Pouliot MC, Despres JP, Lemieux S, et al. (1994) Waist circumference and abdominal sagittal diameter: best simple anthropometric indices of abdominal visceral adipose tissue accumulation and related cardiovascular risk in men and women. Am J Cardiol.  73: 460-468.


Shukla R (2010) NSHIE 2004-2005 Data National Council of Applied Economic Research. How India spends and saves. Unmasking the real India sage New Delhi.


Singh M, Sing G (2006) Assessment of mental health status of middle aged female school teachers of Varanasi city. Int J health. 5(1): 6-18.


Sofi F, Capalbo A, Cesari F, Abbate R, Gensini GF (2008) Physical activity during leisure time and primary prevention of coronary heart disease: An updated meta-analysis of cohort studies. Eur J Cardiovasc Prev Rehabil. 15: 247-257


WHO/IASO/IOTF: The Asia Pacific Perspective: Redefining Obesity and its Treatment. 2000 Health Communication Australia Pty, Ltd.


WHO, A global brief on Hypertension: Silent killer, global public health crisis. Geneva: World Health Organization. 2013; 7-19.
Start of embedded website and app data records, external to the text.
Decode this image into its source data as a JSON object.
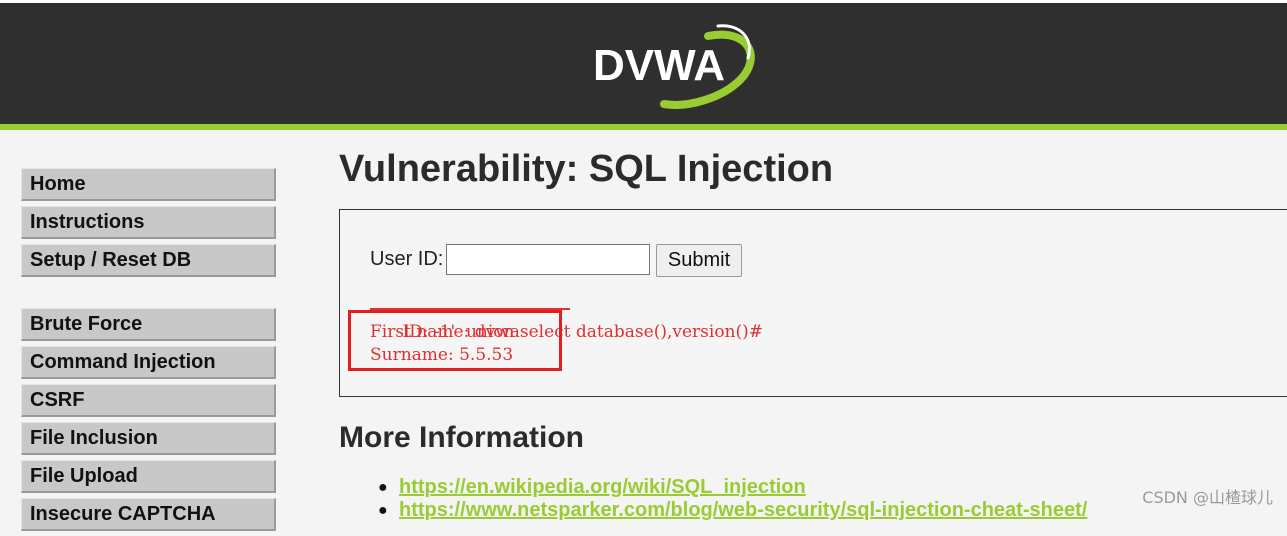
{
  "header": {
    "logo_text": "DVWA",
    "colors": {
      "background": "#2f2f2f",
      "accent": "#99cc33"
    }
  },
  "menu": {
    "group1": [
      {
        "label": "Home"
      },
      {
        "label": "Instructions"
      },
      {
        "label": "Setup / Reset DB"
      }
    ],
    "group2": [
      {
        "label": "Brute Force"
      },
      {
        "label": "Command Injection"
      },
      {
        "label": "CSRF"
      },
      {
        "label": "File Inclusion"
      },
      {
        "label": "File Upload"
      },
      {
        "label": "Insecure CAPTCHA"
      }
    ]
  },
  "main": {
    "title": "Vulnerability: SQL Injection",
    "form": {
      "user_id_label": "User ID:",
      "user_id_value": "",
      "submit_label": "Submit"
    },
    "result": {
      "id_line": "ID: -1'  union select database(),version()#",
      "first_name_line": "First name: dvwa",
      "surname_line": "Surname: 5.5.53",
      "color": "#e03030"
    },
    "more_info": {
      "title": "More Information",
      "links": [
        "https://en.wikipedia.org/wiki/SQL_injection",
        "https://www.netsparker.com/blog/web-security/sql-injection-cheat-sheet/"
      ]
    }
  },
  "watermark": "CSDN @山楂球儿"
}
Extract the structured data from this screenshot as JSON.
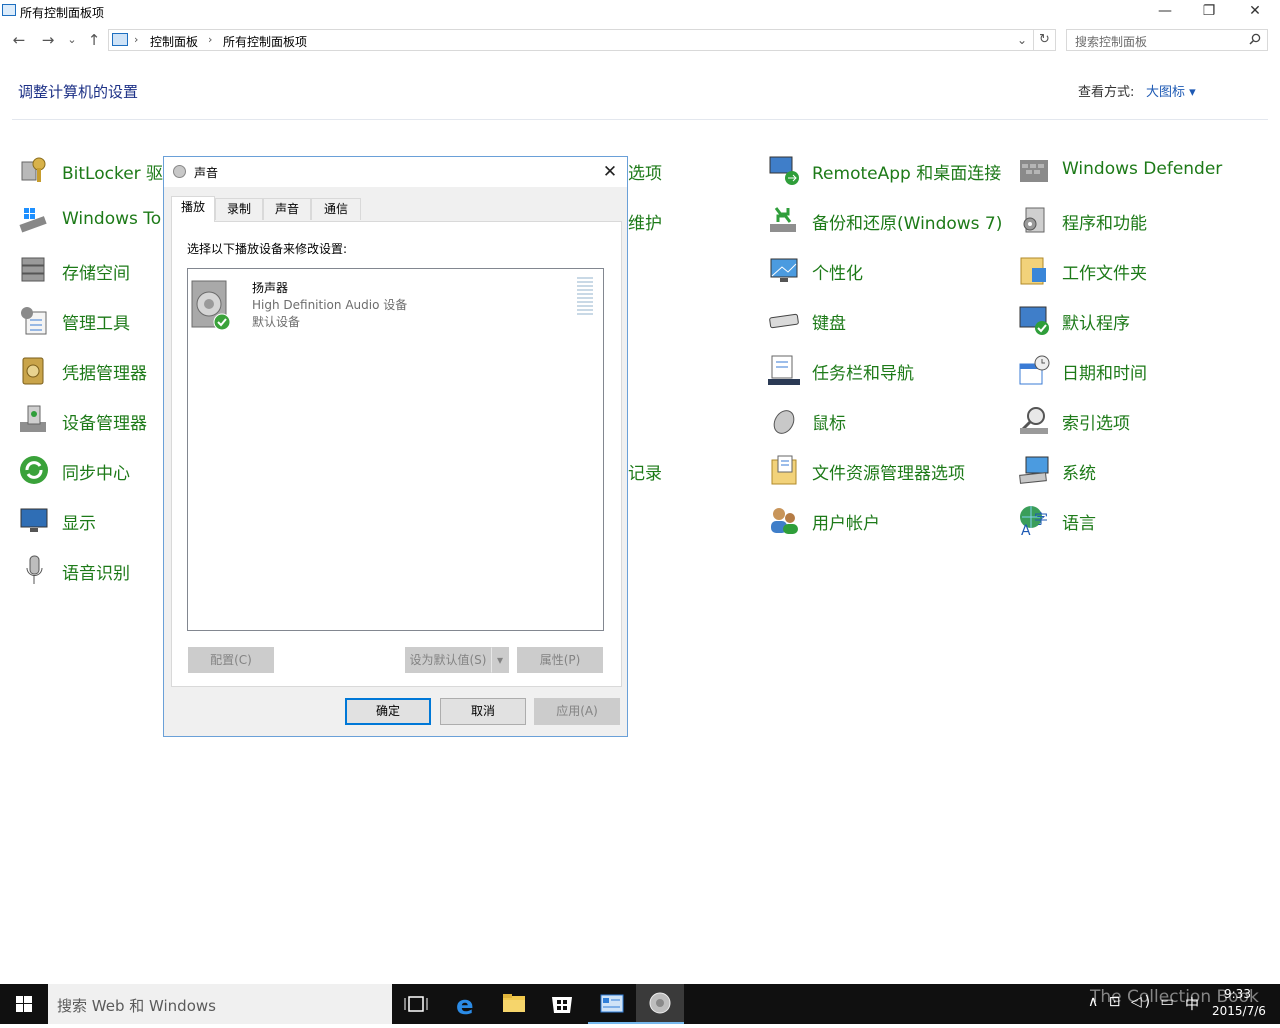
{
  "window": {
    "title": "所有控制面板项",
    "minimize_glyph": "—",
    "restore_glyph": "❐",
    "close_glyph": "✕"
  },
  "nav": {
    "back_glyph": "←",
    "forward_glyph": "→",
    "recent_glyph": "⌄",
    "up_glyph": "↑",
    "breadcrumbs": [
      "控制面板",
      "所有控制面板项"
    ],
    "breadcrumb_sep": "›",
    "dropdown_glyph": "⌄",
    "refresh_glyph": "↻"
  },
  "search": {
    "placeholder": "搜索控制面板",
    "icon": "search-icon"
  },
  "header": {
    "title": "调整计算机的设置",
    "view_label": "查看方式:",
    "view_value": "大图标 ▾"
  },
  "items": {
    "col1": [
      "BitLocker 驱动",
      "Windows To G",
      "存储空间",
      "管理工具",
      "凭据管理器",
      "设备管理器",
      "同步中心",
      "显示",
      "语音识别"
    ],
    "col3_partial": [
      "选项",
      "维护",
      "记录"
    ],
    "col4": [
      "RemoteApp 和桌面连接",
      "备份和还原(Windows 7)",
      "个性化",
      "键盘",
      "任务栏和导航",
      "鼠标",
      "文件资源管理器选项",
      "用户帐户"
    ],
    "col5": [
      "Windows Defender",
      "程序和功能",
      "工作文件夹",
      "默认程序",
      "日期和时间",
      "索引选项",
      "系统",
      "语言"
    ]
  },
  "dialog": {
    "title": "声音",
    "close_glyph": "✕",
    "tabs": [
      "播放",
      "录制",
      "声音",
      "通信"
    ],
    "active_tab": "播放",
    "instruction": "选择以下播放设备来修改设置:",
    "device": {
      "name": "扬声器",
      "description": "High Definition Audio 设备",
      "status": "默认设备"
    },
    "buttons": {
      "configure": "配置(C)",
      "set_default": "设为默认值(S)",
      "set_default_arrow": "▾",
      "properties": "属性(P)",
      "ok": "确定",
      "cancel": "取消",
      "apply": "应用(A)"
    }
  },
  "taskbar": {
    "search_placeholder": "搜索 Web 和 Windows",
    "time": "9:33",
    "date": "2015/7/6",
    "ime": "中",
    "watermark": "The Collection Book",
    "tray_glyphs": "∧ ⊡ ◁) ▭"
  },
  "colors": {
    "link_green": "#1d7a18",
    "title_blue": "#1e3287",
    "taskbar": "#101010",
    "accent": "#0078d7"
  }
}
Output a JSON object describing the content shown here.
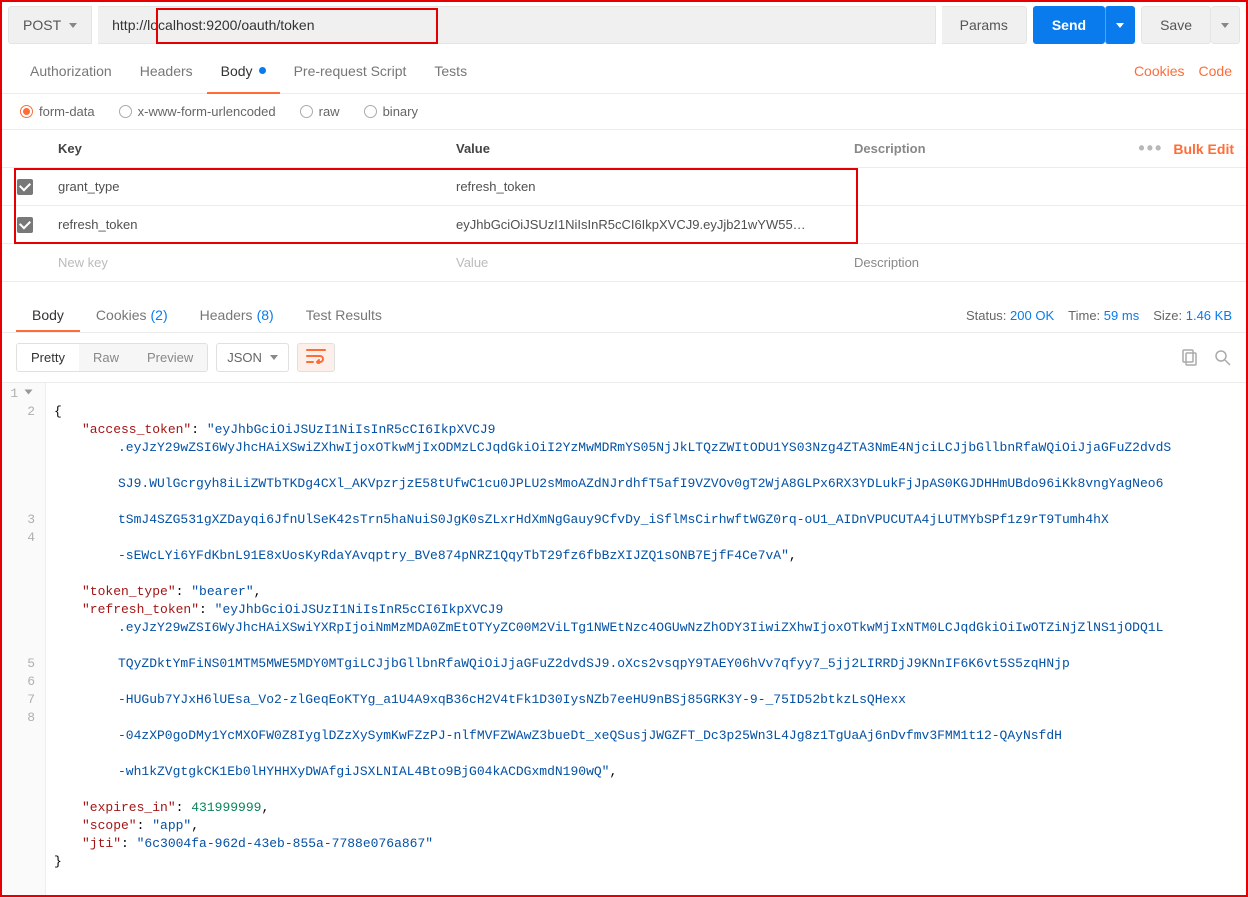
{
  "request": {
    "method": "POST",
    "url": "http://localhost:9200/oauth/token",
    "buttons": {
      "params": "Params",
      "send": "Send",
      "save": "Save"
    }
  },
  "request_tabs": {
    "authorization": "Authorization",
    "headers": "Headers",
    "body": "Body",
    "prerequest": "Pre-request Script",
    "tests": "Tests",
    "cookies_link": "Cookies",
    "code_link": "Code"
  },
  "body_types": {
    "form_data": "form-data",
    "urlencoded": "x-www-form-urlencoded",
    "raw": "raw",
    "binary": "binary"
  },
  "kv_headers": {
    "key": "Key",
    "value": "Value",
    "description": "Description",
    "bulk_edit": "Bulk Edit"
  },
  "kv_rows": [
    {
      "enabled": true,
      "key": "grant_type",
      "value": "refresh_token"
    },
    {
      "enabled": true,
      "key": "refresh_token",
      "value": "eyJhbGciOiJSUzI1NiIsInR5cCI6IkpXVCJ9.eyJjb21wYW55…"
    }
  ],
  "kv_placeholder": {
    "key": "New key",
    "value": "Value",
    "description": "Description"
  },
  "response_tabs": {
    "body": "Body",
    "cookies": "Cookies",
    "cookies_count": "(2)",
    "headers": "Headers",
    "headers_count": "(8)",
    "test_results": "Test Results"
  },
  "response_meta": {
    "status_label": "Status:",
    "status_value": "200 OK",
    "time_label": "Time:",
    "time_value": "59 ms",
    "size_label": "Size:",
    "size_value": "1.46 KB"
  },
  "response_toolbar": {
    "pretty": "Pretty",
    "raw": "Raw",
    "preview": "Preview",
    "format": "JSON"
  },
  "json_body": {
    "line1": "{",
    "access_token_key": "\"access_token\"",
    "access_token_val_line0": "\"eyJhbGciOiJSUzI1NiIsInR5cCI6IkpXVCJ9",
    "access_token_val_line1": ".eyJzY29wZSI6WyJhcHAiXSwiZXhwIjoxOTkwMjIxODMzLCJqdGkiOiI2YzMwMDRmYS05NjJkLTQzZWItODU1YS03Nzg4ZTA3NmE4NjciLCJjbGllbnRfaWQiOiJjaGFuZ2dvdS",
    "access_token_val_line2": "SJ9.WUlGcrgyh8iLiZWTbTKDg4CXl_AKVpzrjzE58tUfwC1cu0JPLU2sMmoAZdNJrdhfT5afI9VZVOv0gT2WjA8GLPx6RX3YDLukFjJpAS0KGJDHHmUBdo96iKk8vngYagNeo6",
    "access_token_val_line3": "tSmJ4SZG531gXZDayqi6JfnUlSeK42sTrn5haNuiS0JgK0sZLxrHdXmNgGauy9CfvDy_iSflMsCirhwftWGZ0rq-oU1_AIDnVPUCUTA4jLUTMYbSPf1z9rT9Tumh4hX",
    "access_token_val_line4": "-sEWcLYi6YFdKbnL91E8xUosKyRdaYAvqptry_BVe874pNRZ1QqyTbT29fz6fbBzXIJZQ1sONB7EjfF4Ce7vA\"",
    "token_type_key": "\"token_type\"",
    "token_type_val": "\"bearer\"",
    "refresh_token_key": "\"refresh_token\"",
    "refresh_token_val_line0": "\"eyJhbGciOiJSUzI1NiIsInR5cCI6IkpXVCJ9",
    "refresh_token_val_line1": ".eyJzY29wZSI6WyJhcHAiXSwiYXRpIjoiNmMzMDA0ZmEtOTYyZC00M2ViLTg1NWEtNzc4OGUwNzZhODY3IiwiZXhwIjoxOTkwMjIxNTM0LCJqdGkiOiIwOTZiNjZlNS1jODQ1L",
    "refresh_token_val_line2": "TQyZDktYmFiNS01MTM5MWE5MDY0MTgiLCJjbGllbnRfaWQiOiJjaGFuZ2dvdSJ9.oXcs2vsqpY9TAEY06hVv7qfyy7_5jj2LIRRDjJ9KNnIF6K6vt5S5zqHNjp",
    "refresh_token_val_line3": "-HUGub7YJxH6lUEsa_Vo2-zlGeqEoKTYg_a1U4A9xqB36cH2V4tFk1D30IysNZb7eeHU9nBSj85GRK3Y-9-_75ID52btkzLsQHexx",
    "refresh_token_val_line4": "-04zXP0goDMy1YcMXOFW0Z8IyglDZzXySymKwFZzPJ-nlfMVFZWAwZ3bueDt_xeQSusjJWGZFT_Dc3p25Wn3L4Jg8z1TgUaAj6nDvfmv3FMM1t12-QAyNsfdH",
    "refresh_token_val_line5": "-wh1kZVgtgkCK1Eb0lHYHHXyDWAfgiJSXLNIAL4Bto9BjG04kACDGxmdN190wQ\"",
    "expires_in_key": "\"expires_in\"",
    "expires_in_val": "431999999",
    "scope_key": "\"scope\"",
    "scope_val": "\"app\"",
    "jti_key": "\"jti\"",
    "jti_val": "\"6c3004fa-962d-43eb-855a-7788e076a867\"",
    "line_end": "}"
  }
}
World Health Organization, World Health Day 2013. A global brief on hypertension. Geneva:WorldHealthOrganization;2013.(http://apps.who.int/iris/bitstream/10665/79059/1/WHO_DCO_WHD_2013.2eng.pdf?ua=1).


WHO, “Global status report on non-communicable diseases 2014,” 2014, http://www.who.int/nmh/publications/ncd-statusreport- 2014/en/.

IJLSCI EVENTS

ADVERTISEMENT

 
















    INTERNATIONAL JOURNAL OF

    LIFE SCIENCES

    Origin & Evolution

    Print ISSN : 2320-7817 

    Online ISSN:2320-964X

    UGC Approved Journal No. 48951


    EDITORIAL OFFICE

    46, Guruwandan, Jawahar Nagar, 

    VMV Road, Amravati- 444604

    Maharashtra, India.

    Tel  + 91- 9970559438  |   9420775527  

    Email: editor@ijlsci.in | editorijlsci@gmail.com